■ The data:
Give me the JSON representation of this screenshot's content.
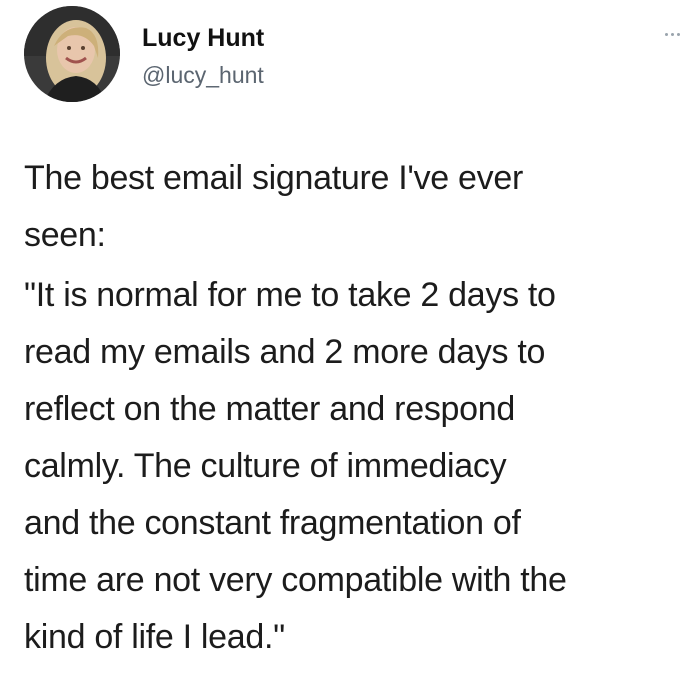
{
  "tweet": {
    "author": {
      "name": "Lucy Hunt",
      "handle": "@lucy_hunt",
      "avatar": "profile-photo"
    },
    "more_icon": "more-options-icon",
    "paragraphs": [
      "The best email signature I've ever\nseen:",
      "\"It is normal for me to take 2 days to\nread my emails and 2 more days to\nreflect on the matter and respond\ncalmly. The culture of immediacy\nand the constant fragmentation of\ntime are not very compatible with the\nkind of life I lead.\""
    ]
  }
}
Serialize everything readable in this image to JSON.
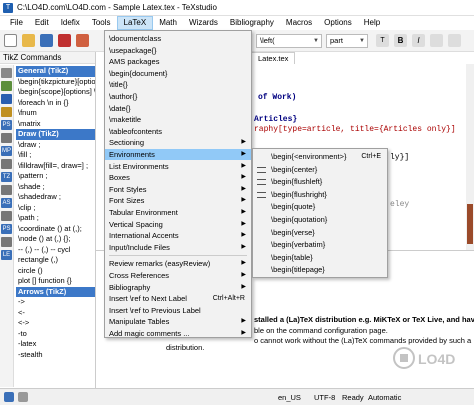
{
  "window": {
    "title": "C:\\LO4D.com\\LO4D.com - Sample Latex.tex - TeXstudio"
  },
  "menubar": [
    "File",
    "Edit",
    "Idefix",
    "Tools",
    "LaTeX",
    "Math",
    "Wizards",
    "Bibliography",
    "Macros",
    "Options",
    "Help"
  ],
  "toolbar": {
    "combo1": "\\left(",
    "combo2": "part"
  },
  "left_panel": {
    "title": "TikZ Commands",
    "items": [
      {
        "label": "General (TikZ)",
        "group": true
      },
      {
        "label": "\\begin{tikzpicture}[options]",
        "group": false
      },
      {
        "label": "\\begin{scope}[options] \\e",
        "group": false
      },
      {
        "label": "\\foreach \\n in {}",
        "group": false
      },
      {
        "label": "\\fnum",
        "group": false
      },
      {
        "label": "\\matrix",
        "group": false
      },
      {
        "label": "Draw (TikZ)",
        "group": true
      },
      {
        "label": "\\draw ;",
        "group": false
      },
      {
        "label": "\\fill ;",
        "group": false
      },
      {
        "label": "\\filldraw[fill=, draw=] ;",
        "group": false
      },
      {
        "label": "\\pattern ;",
        "group": false
      },
      {
        "label": "\\shade ;",
        "group": false
      },
      {
        "label": "\\shadedraw ;",
        "group": false
      },
      {
        "label": "\\clip ;",
        "group": false
      },
      {
        "label": "\\path ;",
        "group": false
      },
      {
        "label": "\\coordinate () at (,);",
        "group": false
      },
      {
        "label": "\\node () at (,) {};",
        "group": false
      },
      {
        "label": "-- (,) -- (,) -- cycl",
        "group": false
      },
      {
        "label": "rectangle (,)",
        "group": false
      },
      {
        "label": "circle ()",
        "group": false
      },
      {
        "label": "plot [] function {}",
        "group": false
      },
      {
        "label": "Arrows (TikZ)",
        "group": true
      },
      {
        "label": "->",
        "group": false
      },
      {
        "label": "<-",
        "group": false
      },
      {
        "label": "<->",
        "group": false
      },
      {
        "label": "-to",
        "group": false
      },
      {
        "label": "-latex",
        "group": false
      },
      {
        "label": "-stealth",
        "group": false
      }
    ]
  },
  "side_icons": [
    "",
    "",
    "",
    "",
    "PS",
    "",
    "MP",
    "",
    "TZ",
    "",
    "AS",
    "",
    "PS",
    "",
    "LE"
  ],
  "editor": {
    "tab": "Latex.tex",
    "lines": [
      {
        "text": "of Work)"
      },
      {
        "text": "Articles}"
      },
      {
        "text": "raphy[type=article, title={Articles only}]"
      },
      {
        "text": "ly}]"
      },
      {
        "text": "eley"
      }
    ]
  },
  "menu": {
    "items": [
      {
        "label": "\\documentclass",
        "shortcut": "",
        "sub": false,
        "sep_before": false
      },
      {
        "label": "\\usepackage{}",
        "shortcut": "",
        "sub": false,
        "sep_before": false
      },
      {
        "label": "AMS packages",
        "shortcut": "",
        "sub": false,
        "sep_before": false
      },
      {
        "label": "\\begin{document}",
        "shortcut": "",
        "sub": false,
        "sep_before": false
      },
      {
        "label": "\\title{}",
        "shortcut": "",
        "sub": false,
        "sep_before": false
      },
      {
        "label": "\\author{}",
        "shortcut": "",
        "sub": false,
        "sep_before": false
      },
      {
        "label": "\\date{}",
        "shortcut": "",
        "sub": false,
        "sep_before": false
      },
      {
        "label": "\\maketitle",
        "shortcut": "",
        "sub": false,
        "sep_before": false
      },
      {
        "label": "\\tableofcontents",
        "shortcut": "",
        "sub": false,
        "sep_before": false
      },
      {
        "label": "Sectioning",
        "shortcut": "",
        "sub": true,
        "sep_before": false
      },
      {
        "label": "Environments",
        "shortcut": "",
        "sub": true,
        "sep_before": false,
        "highlight": true
      },
      {
        "label": "List Environments",
        "shortcut": "",
        "sub": true,
        "sep_before": false
      },
      {
        "label": "Boxes",
        "shortcut": "",
        "sub": true,
        "sep_before": false
      },
      {
        "label": "Font Styles",
        "shortcut": "",
        "sub": true,
        "sep_before": false
      },
      {
        "label": "Font Sizes",
        "shortcut": "",
        "sub": true,
        "sep_before": false
      },
      {
        "label": "Tabular Environment",
        "shortcut": "",
        "sub": true,
        "sep_before": false
      },
      {
        "label": "Vertical Spacing",
        "shortcut": "",
        "sub": true,
        "sep_before": false
      },
      {
        "label": "International Accents",
        "shortcut": "",
        "sub": true,
        "sep_before": false
      },
      {
        "label": "Input/Include Files",
        "shortcut": "",
        "sub": true,
        "sep_before": false
      },
      {
        "label": "Review remarks (easyReview)",
        "shortcut": "",
        "sub": true,
        "sep_before": true
      },
      {
        "label": "Cross References",
        "shortcut": "",
        "sub": true,
        "sep_before": false
      },
      {
        "label": "Bibliography",
        "shortcut": "",
        "sub": true,
        "sep_before": false
      },
      {
        "label": "Insert \\ref to Next Label",
        "shortcut": "Ctrl+Alt+R",
        "sub": false,
        "sep_before": false
      },
      {
        "label": "Insert \\ref to Previous Label",
        "shortcut": "",
        "sub": false,
        "sep_before": false
      },
      {
        "label": "Manipulate Tables",
        "shortcut": "",
        "sub": true,
        "sep_before": false
      },
      {
        "label": "Add magic comments ...",
        "shortcut": "",
        "sub": true,
        "sep_before": false
      }
    ]
  },
  "submenu": {
    "items": [
      {
        "label": "\\begin{<environment>}",
        "shortcut": "Ctrl+E"
      },
      {
        "label": "\\begin{center}",
        "shortcut": ""
      },
      {
        "label": "\\begin{flushleft}",
        "shortcut": ""
      },
      {
        "label": "\\begin{flushright}",
        "shortcut": ""
      },
      {
        "label": "\\begin{quote}",
        "shortcut": ""
      },
      {
        "label": "\\begin{quotation}",
        "shortcut": ""
      },
      {
        "label": "\\begin{verse}",
        "shortcut": ""
      },
      {
        "label": "\\begin{verbatim}",
        "shortcut": ""
      },
      {
        "label": "\\begin{table}",
        "shortcut": ""
      },
      {
        "label": "\\begin{titlepage}",
        "shortcut": ""
      }
    ]
  },
  "bottom": {
    "line1": "stalled a (La)TeX distribution e.g. MiKTeX or TeX Live, and have set",
    "line2": "ble on the command configuration page.",
    "line3": "o cannot work without the (La)TeX commands provided by such a",
    "line4": "distribution."
  },
  "status": {
    "lang": "en_US",
    "encoding": "UTF-8",
    "state": "Ready",
    "mode": "Automatic"
  },
  "colors": {
    "menu_highlight": "#91c9f7",
    "group_header": "#3c78c8",
    "scroll_thumb": "#9a4a2a"
  }
}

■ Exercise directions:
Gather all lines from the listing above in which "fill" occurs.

■ Answer box:
        "label": "\\fill ;",
        "label": "\\filldraw[fill=, draw=] ;",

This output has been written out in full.